EXERCISE AIM:
Please copy every line with the string "brush" from the entries below.

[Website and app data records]

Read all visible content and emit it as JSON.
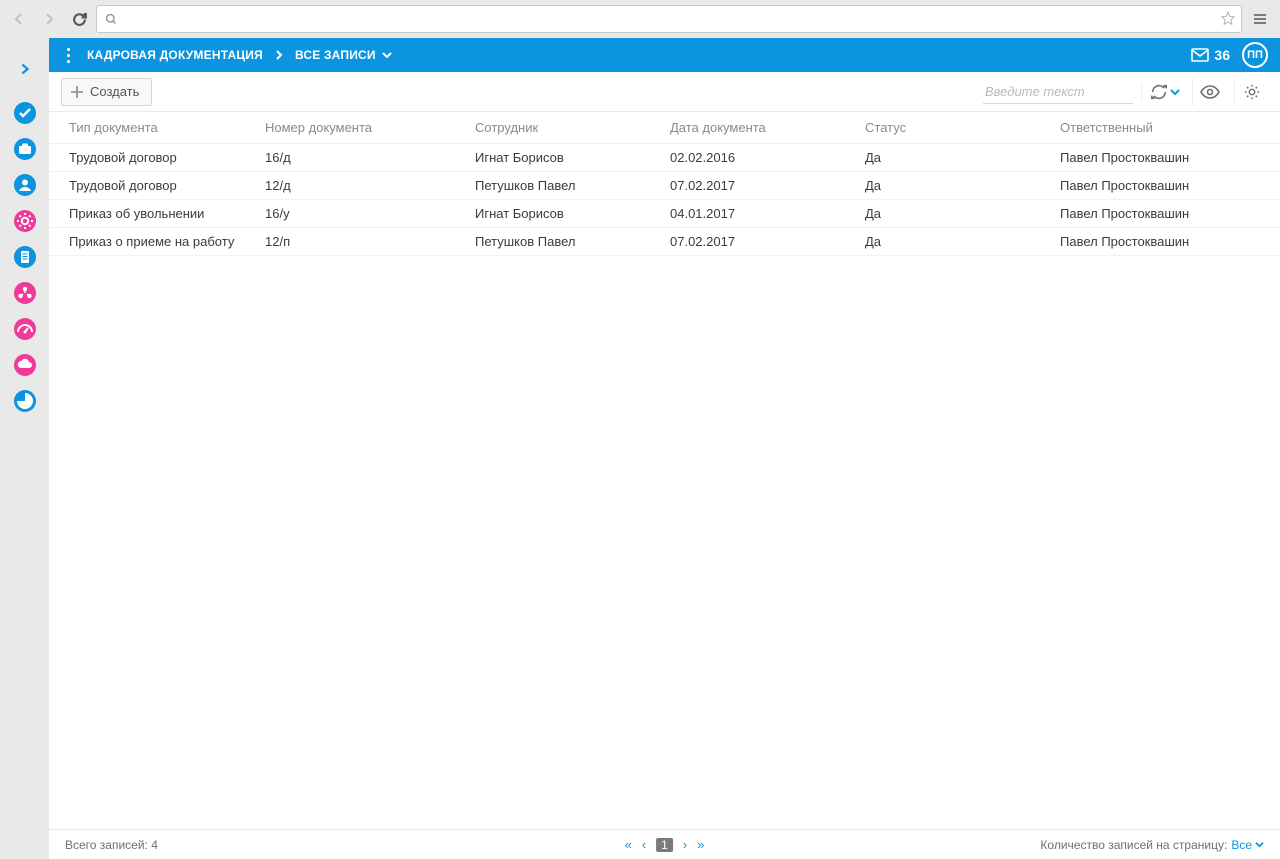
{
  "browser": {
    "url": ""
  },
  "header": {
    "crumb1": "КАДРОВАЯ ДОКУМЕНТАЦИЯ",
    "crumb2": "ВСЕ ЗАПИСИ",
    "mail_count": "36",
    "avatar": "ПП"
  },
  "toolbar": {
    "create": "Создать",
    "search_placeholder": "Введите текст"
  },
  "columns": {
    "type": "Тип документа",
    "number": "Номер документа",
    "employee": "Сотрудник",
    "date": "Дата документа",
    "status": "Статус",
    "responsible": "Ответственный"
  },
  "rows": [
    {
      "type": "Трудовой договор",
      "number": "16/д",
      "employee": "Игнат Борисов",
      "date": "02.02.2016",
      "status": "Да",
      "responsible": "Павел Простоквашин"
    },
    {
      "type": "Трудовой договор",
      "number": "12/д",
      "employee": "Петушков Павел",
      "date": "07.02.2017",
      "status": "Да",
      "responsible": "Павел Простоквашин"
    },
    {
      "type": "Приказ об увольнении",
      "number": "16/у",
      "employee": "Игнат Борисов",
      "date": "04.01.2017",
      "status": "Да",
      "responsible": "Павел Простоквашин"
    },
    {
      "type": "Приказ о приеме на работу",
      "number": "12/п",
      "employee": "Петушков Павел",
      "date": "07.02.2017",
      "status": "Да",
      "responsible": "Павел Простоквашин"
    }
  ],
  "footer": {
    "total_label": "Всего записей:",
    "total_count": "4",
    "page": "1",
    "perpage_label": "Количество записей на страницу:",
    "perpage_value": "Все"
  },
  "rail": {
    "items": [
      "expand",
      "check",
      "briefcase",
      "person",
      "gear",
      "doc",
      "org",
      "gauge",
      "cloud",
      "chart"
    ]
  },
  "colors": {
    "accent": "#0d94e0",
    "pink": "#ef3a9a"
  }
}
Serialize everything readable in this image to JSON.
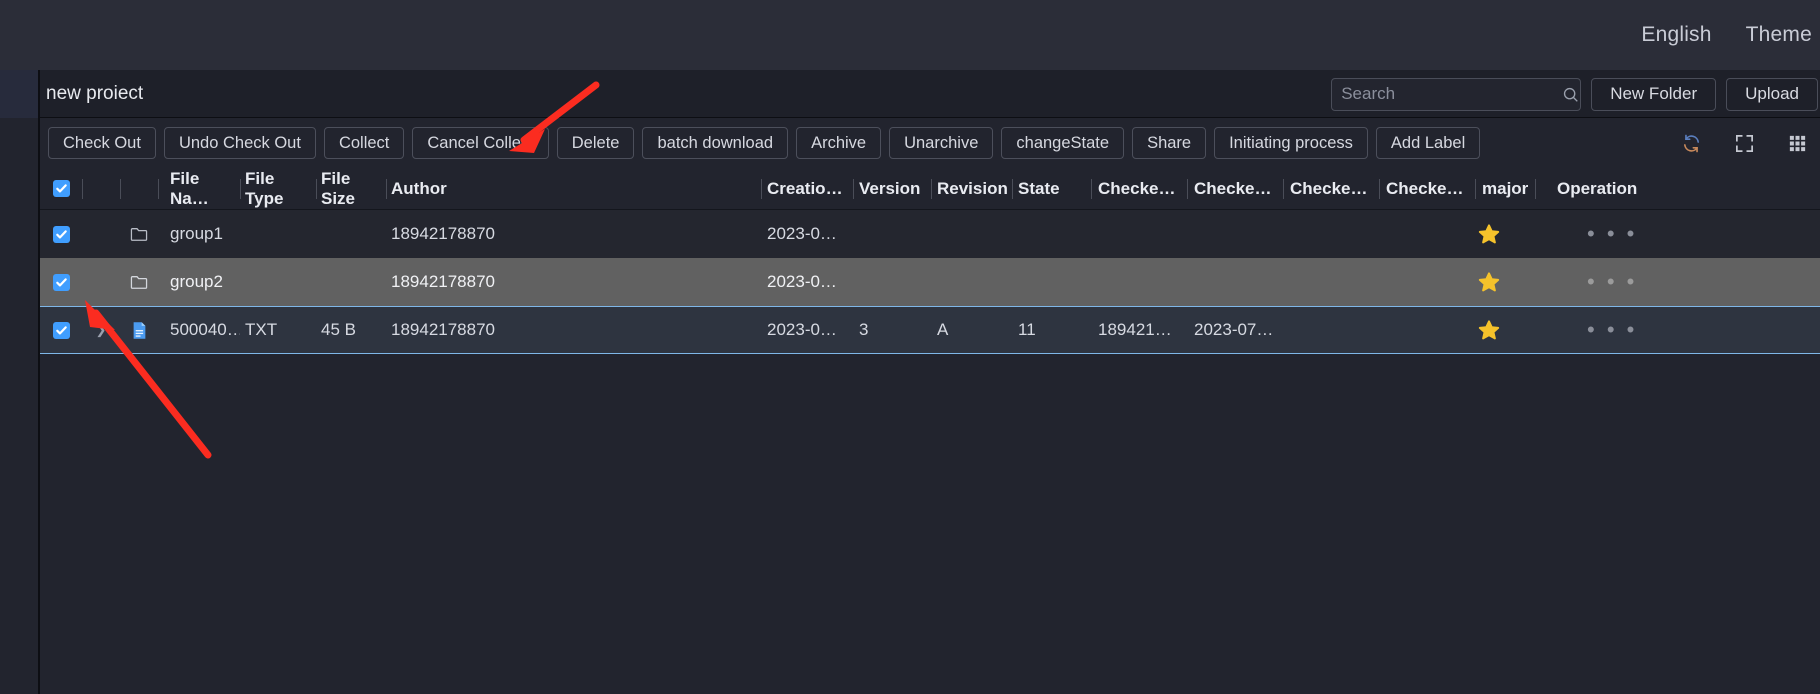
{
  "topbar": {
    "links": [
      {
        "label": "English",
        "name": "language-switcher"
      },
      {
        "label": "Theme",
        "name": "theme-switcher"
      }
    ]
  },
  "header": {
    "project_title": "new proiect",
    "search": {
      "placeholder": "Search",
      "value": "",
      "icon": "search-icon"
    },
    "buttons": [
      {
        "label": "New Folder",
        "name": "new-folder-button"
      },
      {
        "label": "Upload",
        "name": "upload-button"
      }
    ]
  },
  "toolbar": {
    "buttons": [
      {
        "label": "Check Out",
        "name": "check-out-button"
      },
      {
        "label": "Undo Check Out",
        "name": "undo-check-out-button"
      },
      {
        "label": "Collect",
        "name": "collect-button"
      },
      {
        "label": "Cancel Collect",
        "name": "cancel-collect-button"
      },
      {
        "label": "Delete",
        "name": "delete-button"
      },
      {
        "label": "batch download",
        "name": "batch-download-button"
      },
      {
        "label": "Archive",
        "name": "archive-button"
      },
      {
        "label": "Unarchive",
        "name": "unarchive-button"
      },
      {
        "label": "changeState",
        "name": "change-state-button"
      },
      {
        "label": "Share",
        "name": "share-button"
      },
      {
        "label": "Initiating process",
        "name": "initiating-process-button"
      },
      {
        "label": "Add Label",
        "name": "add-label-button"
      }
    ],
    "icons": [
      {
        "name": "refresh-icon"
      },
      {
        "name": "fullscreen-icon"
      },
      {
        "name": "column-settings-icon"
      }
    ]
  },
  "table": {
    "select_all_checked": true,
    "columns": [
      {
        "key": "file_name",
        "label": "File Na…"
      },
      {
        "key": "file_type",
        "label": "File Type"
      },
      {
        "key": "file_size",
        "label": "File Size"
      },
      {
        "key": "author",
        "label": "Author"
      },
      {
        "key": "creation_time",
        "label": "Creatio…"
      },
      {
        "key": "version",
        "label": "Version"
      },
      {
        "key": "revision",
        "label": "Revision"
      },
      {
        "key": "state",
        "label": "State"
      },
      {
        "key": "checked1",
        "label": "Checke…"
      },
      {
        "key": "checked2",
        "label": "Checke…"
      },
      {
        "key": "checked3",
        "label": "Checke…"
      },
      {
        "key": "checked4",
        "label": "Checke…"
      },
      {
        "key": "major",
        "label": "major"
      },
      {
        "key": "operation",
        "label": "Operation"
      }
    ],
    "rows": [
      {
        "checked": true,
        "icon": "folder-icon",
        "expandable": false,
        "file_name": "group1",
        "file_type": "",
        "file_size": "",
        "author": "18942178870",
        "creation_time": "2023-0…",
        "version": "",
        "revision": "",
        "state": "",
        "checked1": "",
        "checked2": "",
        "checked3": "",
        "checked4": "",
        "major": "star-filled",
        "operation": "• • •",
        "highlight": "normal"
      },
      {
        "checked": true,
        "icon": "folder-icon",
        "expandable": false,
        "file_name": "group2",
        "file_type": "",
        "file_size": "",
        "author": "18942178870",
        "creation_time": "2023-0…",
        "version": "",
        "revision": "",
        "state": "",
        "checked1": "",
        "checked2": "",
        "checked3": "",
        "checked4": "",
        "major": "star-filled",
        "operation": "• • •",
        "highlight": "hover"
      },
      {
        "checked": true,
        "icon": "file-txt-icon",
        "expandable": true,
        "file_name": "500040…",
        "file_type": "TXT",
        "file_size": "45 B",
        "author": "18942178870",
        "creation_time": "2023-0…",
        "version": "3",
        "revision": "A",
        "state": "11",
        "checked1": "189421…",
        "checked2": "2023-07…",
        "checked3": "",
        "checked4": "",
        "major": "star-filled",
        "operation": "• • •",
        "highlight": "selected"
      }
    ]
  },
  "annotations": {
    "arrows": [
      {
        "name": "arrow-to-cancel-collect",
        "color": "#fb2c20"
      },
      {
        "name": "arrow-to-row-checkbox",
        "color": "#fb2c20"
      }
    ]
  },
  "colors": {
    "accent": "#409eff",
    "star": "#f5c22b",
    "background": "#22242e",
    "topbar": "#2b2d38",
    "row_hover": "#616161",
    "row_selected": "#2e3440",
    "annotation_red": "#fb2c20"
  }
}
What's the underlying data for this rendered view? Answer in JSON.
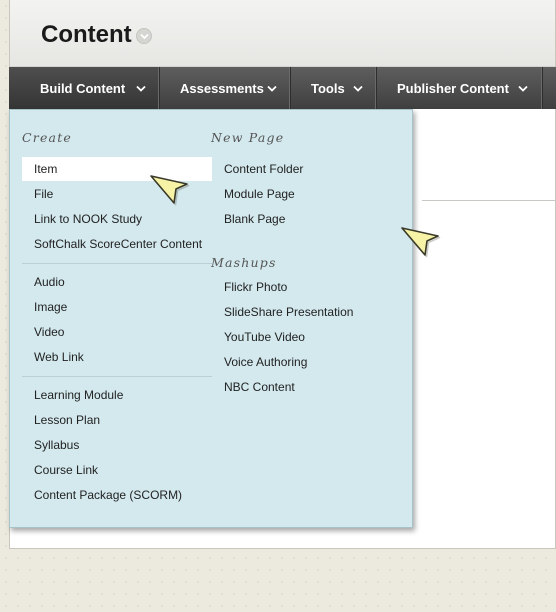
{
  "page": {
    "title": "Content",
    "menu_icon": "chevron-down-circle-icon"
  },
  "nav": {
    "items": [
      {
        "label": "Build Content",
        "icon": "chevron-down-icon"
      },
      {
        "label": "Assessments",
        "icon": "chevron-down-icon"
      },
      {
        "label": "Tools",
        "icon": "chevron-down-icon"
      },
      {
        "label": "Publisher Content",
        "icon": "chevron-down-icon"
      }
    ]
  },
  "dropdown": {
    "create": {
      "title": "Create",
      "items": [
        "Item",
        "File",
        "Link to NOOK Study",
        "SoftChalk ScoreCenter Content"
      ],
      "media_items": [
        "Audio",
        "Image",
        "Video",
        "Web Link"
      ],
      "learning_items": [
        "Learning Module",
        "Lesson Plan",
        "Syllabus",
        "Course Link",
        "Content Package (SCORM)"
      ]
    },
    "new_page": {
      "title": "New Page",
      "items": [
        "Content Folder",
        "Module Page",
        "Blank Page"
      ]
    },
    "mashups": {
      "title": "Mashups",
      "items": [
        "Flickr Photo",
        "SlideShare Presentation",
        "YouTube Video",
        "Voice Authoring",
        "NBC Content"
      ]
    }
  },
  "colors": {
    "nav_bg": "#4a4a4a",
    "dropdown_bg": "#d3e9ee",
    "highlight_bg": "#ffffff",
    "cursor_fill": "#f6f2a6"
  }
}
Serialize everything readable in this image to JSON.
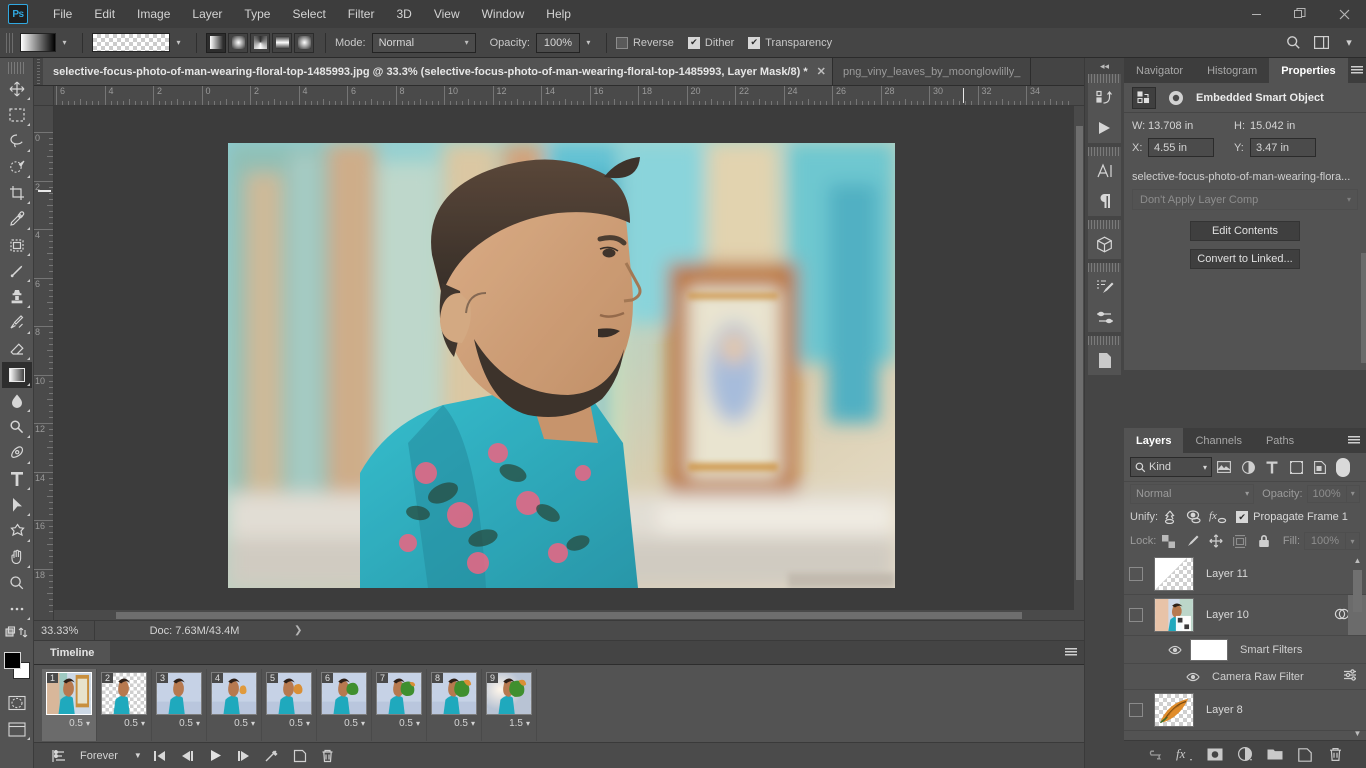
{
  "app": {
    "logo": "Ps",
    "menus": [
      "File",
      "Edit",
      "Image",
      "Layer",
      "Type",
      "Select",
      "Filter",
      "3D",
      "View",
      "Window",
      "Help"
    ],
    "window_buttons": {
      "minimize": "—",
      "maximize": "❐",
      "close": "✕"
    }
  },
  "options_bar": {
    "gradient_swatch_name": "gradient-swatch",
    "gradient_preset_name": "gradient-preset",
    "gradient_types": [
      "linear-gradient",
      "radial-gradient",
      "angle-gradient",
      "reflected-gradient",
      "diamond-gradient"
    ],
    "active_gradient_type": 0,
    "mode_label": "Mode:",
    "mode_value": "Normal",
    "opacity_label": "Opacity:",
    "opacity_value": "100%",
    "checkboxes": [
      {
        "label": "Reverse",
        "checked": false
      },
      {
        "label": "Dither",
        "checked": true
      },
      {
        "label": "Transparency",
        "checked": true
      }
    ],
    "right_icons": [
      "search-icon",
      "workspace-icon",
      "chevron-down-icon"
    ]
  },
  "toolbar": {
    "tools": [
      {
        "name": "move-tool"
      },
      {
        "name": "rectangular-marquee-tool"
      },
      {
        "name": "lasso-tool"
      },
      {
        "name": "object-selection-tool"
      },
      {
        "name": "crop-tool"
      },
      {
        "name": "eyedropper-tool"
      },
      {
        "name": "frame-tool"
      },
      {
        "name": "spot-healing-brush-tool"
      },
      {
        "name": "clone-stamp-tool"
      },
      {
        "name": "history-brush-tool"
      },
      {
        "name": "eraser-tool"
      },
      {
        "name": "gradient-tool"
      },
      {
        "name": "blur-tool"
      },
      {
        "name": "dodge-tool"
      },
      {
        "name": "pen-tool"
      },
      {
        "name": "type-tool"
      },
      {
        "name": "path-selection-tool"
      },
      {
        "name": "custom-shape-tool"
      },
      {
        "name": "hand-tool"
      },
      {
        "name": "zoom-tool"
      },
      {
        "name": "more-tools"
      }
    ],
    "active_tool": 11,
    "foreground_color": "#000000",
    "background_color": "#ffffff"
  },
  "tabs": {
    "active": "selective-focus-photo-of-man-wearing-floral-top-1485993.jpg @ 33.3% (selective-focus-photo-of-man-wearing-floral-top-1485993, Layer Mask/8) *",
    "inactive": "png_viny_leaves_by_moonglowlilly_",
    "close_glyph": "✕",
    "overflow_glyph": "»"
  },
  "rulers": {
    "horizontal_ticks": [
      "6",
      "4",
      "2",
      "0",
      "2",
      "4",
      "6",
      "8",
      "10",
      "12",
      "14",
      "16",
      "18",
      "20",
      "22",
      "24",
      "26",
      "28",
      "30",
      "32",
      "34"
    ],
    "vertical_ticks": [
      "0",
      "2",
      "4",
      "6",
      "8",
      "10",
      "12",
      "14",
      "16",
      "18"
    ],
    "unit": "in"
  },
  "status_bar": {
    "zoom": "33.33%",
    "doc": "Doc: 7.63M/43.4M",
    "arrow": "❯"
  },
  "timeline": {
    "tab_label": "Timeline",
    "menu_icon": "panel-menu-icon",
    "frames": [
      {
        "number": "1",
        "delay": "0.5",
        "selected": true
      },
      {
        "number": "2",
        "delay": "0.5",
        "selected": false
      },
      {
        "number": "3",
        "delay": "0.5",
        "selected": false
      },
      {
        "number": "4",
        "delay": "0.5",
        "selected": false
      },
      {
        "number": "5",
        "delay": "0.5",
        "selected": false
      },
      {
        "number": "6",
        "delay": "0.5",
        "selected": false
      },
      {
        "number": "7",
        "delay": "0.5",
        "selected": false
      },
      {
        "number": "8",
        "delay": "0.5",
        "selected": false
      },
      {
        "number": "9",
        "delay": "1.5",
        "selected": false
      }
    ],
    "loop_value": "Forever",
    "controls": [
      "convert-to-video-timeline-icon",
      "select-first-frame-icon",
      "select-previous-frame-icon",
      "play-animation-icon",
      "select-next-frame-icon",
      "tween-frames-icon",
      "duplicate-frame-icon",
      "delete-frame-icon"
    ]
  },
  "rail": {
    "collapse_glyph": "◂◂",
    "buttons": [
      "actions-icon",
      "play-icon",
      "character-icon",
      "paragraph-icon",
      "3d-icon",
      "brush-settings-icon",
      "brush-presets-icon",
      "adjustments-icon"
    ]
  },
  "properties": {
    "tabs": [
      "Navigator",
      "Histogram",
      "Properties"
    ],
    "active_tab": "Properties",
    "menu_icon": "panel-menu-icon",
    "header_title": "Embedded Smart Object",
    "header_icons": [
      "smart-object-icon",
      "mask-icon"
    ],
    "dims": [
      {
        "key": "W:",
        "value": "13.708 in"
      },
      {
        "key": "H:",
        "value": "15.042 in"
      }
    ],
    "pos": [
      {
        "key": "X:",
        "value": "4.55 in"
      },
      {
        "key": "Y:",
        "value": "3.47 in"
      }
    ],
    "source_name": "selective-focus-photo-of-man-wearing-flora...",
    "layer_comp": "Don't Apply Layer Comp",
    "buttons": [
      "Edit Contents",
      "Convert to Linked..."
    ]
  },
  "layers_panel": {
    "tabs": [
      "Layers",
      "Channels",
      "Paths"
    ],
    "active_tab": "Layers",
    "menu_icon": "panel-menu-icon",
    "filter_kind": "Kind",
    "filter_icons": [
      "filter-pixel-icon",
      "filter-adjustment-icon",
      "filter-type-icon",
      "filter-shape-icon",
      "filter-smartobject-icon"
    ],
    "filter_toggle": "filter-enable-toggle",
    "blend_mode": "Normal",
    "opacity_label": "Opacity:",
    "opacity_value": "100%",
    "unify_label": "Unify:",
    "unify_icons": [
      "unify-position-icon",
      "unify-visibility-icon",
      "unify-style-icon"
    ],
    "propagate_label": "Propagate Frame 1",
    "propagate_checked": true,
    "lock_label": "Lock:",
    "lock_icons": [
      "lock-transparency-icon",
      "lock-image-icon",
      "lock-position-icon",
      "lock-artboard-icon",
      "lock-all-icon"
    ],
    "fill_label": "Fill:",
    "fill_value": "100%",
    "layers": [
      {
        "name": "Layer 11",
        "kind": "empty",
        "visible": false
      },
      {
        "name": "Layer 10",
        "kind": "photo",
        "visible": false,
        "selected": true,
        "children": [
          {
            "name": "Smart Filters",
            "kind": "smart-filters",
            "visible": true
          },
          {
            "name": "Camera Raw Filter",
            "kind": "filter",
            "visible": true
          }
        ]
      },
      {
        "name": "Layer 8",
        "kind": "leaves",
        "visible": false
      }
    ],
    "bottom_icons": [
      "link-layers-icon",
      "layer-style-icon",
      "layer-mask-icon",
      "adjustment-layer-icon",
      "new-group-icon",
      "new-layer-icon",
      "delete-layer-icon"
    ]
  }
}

SOLVED EXERCISE:
        "name": "spot-healing-brush-tool"
        "name": "history-brush-tool"
      "brush-settings-icon",
      "brush-presets-icon",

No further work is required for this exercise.